The browsers we choose
Now let’s talk about browsers. And what to say about them, you say, and so everything is clear – this is the program with which we look at Web pages. Well, that’s right, their main purpose is to view Web pages. But why are there so many browsers in the world? And why do they display pages in different ways?
Let’s remember. What is the basis of web pages? True, the HTML language, and it will be defined as ASCII text with the insertion of special markup codes (or tags). And when the browser displays the page, then it finds these codes and performs the corresponding actions (for example, meeting the <b> tag starts displaying the subsequent text in bold, and meeting </b> – stops doing this). A complete set of such tags is called a specification and is supported by a WWW consortium, which includes all the major companies developing software for the Internet (including Microsoft with Netscape). Ideally, all browsers should meet these specifications, but, unfortunately, real life and competition between leading browser manufacturers are making adjustments.
Let me remind you that initially HTML was positioned as a logical markup language for the text, independent of the output device. That is, the tags were perceived as an indication of the allocation of part of the text in some way. From here in the language there are many so-called logical tags like <strong>, <em>,:: unfortunately rarely used. The phrase “independent of the output device” means that the result of interpreting the HTML code can be displayed not only on the screen, but also, for example, on a sound card (when the computer itself reads the contents of the HTML page to you) or on a special device that reproduces page content with braille code. But it turned out that the HTML language, in the end, turned into a language for describing pages on a computer screen.

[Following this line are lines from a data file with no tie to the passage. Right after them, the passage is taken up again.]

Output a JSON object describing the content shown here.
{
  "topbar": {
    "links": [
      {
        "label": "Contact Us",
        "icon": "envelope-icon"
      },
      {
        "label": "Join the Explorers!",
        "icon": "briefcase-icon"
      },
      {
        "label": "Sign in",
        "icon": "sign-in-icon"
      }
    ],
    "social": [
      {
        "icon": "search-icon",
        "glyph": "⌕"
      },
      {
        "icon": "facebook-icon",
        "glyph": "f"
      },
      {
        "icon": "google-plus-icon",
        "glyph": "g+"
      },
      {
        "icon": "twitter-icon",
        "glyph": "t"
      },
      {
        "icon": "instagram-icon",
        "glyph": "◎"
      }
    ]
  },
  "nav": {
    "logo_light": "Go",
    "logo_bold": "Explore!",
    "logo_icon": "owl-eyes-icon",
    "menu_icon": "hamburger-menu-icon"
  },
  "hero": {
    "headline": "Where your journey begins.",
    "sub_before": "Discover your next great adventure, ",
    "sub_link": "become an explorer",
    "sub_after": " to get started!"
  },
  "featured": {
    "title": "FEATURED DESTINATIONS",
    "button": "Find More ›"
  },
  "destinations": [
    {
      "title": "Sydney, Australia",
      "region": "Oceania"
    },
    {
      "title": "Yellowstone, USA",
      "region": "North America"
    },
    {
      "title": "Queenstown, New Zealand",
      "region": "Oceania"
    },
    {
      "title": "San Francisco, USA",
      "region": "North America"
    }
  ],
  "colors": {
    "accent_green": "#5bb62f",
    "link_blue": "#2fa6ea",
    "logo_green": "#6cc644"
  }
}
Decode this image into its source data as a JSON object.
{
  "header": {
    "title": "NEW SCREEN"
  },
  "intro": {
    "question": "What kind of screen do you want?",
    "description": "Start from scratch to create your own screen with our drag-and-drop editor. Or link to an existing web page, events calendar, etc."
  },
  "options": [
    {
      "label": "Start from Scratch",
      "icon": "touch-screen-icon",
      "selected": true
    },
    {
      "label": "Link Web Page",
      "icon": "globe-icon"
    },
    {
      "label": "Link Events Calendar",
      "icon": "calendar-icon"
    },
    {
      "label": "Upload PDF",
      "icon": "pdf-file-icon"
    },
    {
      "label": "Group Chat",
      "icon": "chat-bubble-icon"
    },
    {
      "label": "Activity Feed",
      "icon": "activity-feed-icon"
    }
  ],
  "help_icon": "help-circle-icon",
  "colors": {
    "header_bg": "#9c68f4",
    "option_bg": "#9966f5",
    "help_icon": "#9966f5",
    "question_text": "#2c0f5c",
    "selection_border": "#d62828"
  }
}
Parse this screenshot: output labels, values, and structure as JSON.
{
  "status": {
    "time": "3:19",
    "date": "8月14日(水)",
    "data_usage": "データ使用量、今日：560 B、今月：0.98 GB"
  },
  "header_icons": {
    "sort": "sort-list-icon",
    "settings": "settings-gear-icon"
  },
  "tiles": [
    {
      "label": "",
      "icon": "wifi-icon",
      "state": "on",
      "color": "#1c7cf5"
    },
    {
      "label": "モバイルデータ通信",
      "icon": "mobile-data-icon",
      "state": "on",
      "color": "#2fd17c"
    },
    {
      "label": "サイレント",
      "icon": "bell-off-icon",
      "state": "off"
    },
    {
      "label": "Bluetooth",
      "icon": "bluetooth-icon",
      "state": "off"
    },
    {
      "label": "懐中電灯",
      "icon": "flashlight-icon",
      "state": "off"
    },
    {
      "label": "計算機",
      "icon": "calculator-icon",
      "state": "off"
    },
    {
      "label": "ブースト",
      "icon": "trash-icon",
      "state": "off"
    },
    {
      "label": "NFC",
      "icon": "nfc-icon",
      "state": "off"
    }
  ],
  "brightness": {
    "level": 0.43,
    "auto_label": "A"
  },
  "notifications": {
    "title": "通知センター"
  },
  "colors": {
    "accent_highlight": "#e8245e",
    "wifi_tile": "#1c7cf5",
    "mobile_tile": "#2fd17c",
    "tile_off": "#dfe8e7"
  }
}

At the moment there are two browsers, the features of which should be taken into account by the web-designer when making pages. These are “Netscape Navigator” and “Microsoft Internet Explorer” (what if someone doesn’t know 🙂 In fact, there are much more browsers, but together they occupy only about 1% of the market and, as a rule, strive for compatibility with one of the two leaders. Between themselves, the leading browsers share the market in a ratio of approximately 75/25 (Internet Explorer is currently leading). So, in the future only these programs will be considered.
The first rule of professional web design
Why do we have to consider how our pages look in both browsers, if there is an HTML language standard, and all of them are required to properly view the code? And the fact of the matter is that they interpret the code differently (sometimes very differently), not only versions of different browsers, but also different versions of the same browser. The reason for this was the competition of companies when they introduced new tags to increase the competitiveness of their products. And as a result of any closed program, they differently understand the meaning of certain tags.
Hence, the first rule – a professional web-designer is simply obliged to know how his pages are viewed in all popular browsers and their various versions.
The second rule of professional web design
In addition, it is also necessary to take into account the fact that users have computers with different hardware configurations. I don’t mean that someone goes on the Web on a 286 machine (what if it’s true? :), but there are many quite modern computers that have low resolution. You don’t have to go far for examples – a laptop. A large number of them are available with a black and white screen, and color laptops are most often limited to a palette of 256 colors. Or, for example, palmtops (becoming popular handheld computers) running Windows CE – they were originally black and white.
So, we got to the second rule – a professional Web designer should look at pages with a different number of colors. And if necessary, make pages using only a safe palette.
The third rule of professional web design
All pages belong to one large unified network (WWW is called :), and this network contains completely different computers: IBM PC-compatible, Apple Macintosh, various versions of UNIX, Amiga,: Yes, and anything else. And all these platforms, so to speak, are slightly different when displaying graphics on the screen. It is unlikely that the font in Linux will be exactly the same as in Windows, and the default color palette may differ, and the dithering algorithm when displayed on the screen, and: In general, if the site is important and of interest to a wide range of users, be sure to test site on different platforms and under different operating systems. This was the third rule of a professional web designer 🙂
And don’t forget about text browsers, the most famous of which is Lynx. The site can be arbitrarily beautiful, but what good is it if they do not see it!